Thus, the inspiration for the women characters in The Transformation of Things, none of whom are me, or my friends, but all of whom have pieces of what I was thinking and feeling at that point in my life. There is the main character, Jen, who is struggling with isolation, not only from her friends, but also from herself and her marriage. There’s her sister, Kelly, who Jen thinks is the perfect stay-at-home mom and wife and a photographer -- only, maybe she’s not really all that perfect. There’s her friend, Kat, a woman who has all but abandoned her children for her career, and her friend, Lisa, who has all but abandoned her career for her children. Are any of them really, truly happy?
And then, maybe because I couldn’t do so in my own life but sometimes wished I could, I gave Jen the ability to be able to glimpse beneath the surface of the lives around her, to see that what’s on the outside of a life isn’t always what’s on the inside of a life. It became an interesting journey for Jen. And for me.
Eventually, my kids got a little bit older, I finished the book, and I came to realize that the grass really isn’t greener; sometimes it only appears that way from a distance. Maybe I didn’t get to glimpse beneath the surface of my friends’ lives like Jen did, but in writing about it, in a way, I almost felt like I did.
Thanks, Jillian, for chatting with us and writing a story that brings up a topic that, I think, everyone ponders at least once in their life.
Reading Group Alert! Betrayal, secrets, marital upheaval, friendship, personal discovery, love -- great discussion topics!
Praise for The Transformation of Things
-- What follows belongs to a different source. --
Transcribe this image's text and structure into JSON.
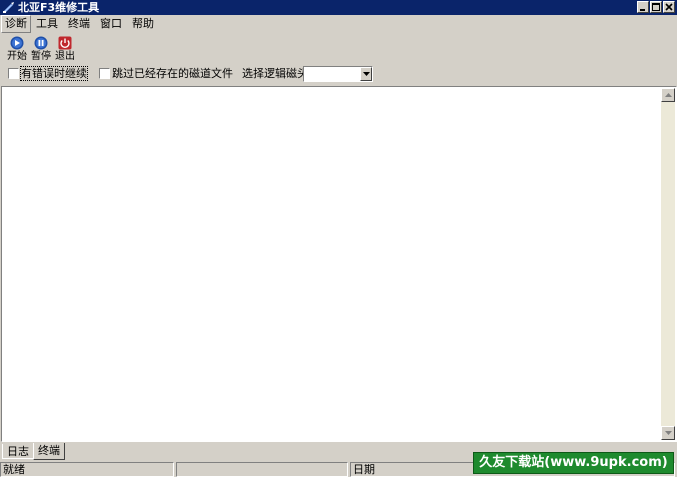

“A provocative novel that raises fascinating questions about marriage and how to find our way back when love falters. Thoroughly original, highly engaging, and wonderfully tender.”
—Laura Fitzgerald, author of Veil of Roses
Jillian Cantor's first novel, The September Sisters, was called "memorable" and "startlingly real" by Publishers Weekly and was nominated as a YALSA Best Book For Young Adults. Her second young adult novel, The Life of Glass, was released in February 2010. Jillian lives in Arizona with her husband and two sons.
Check out Jillian's website, as well.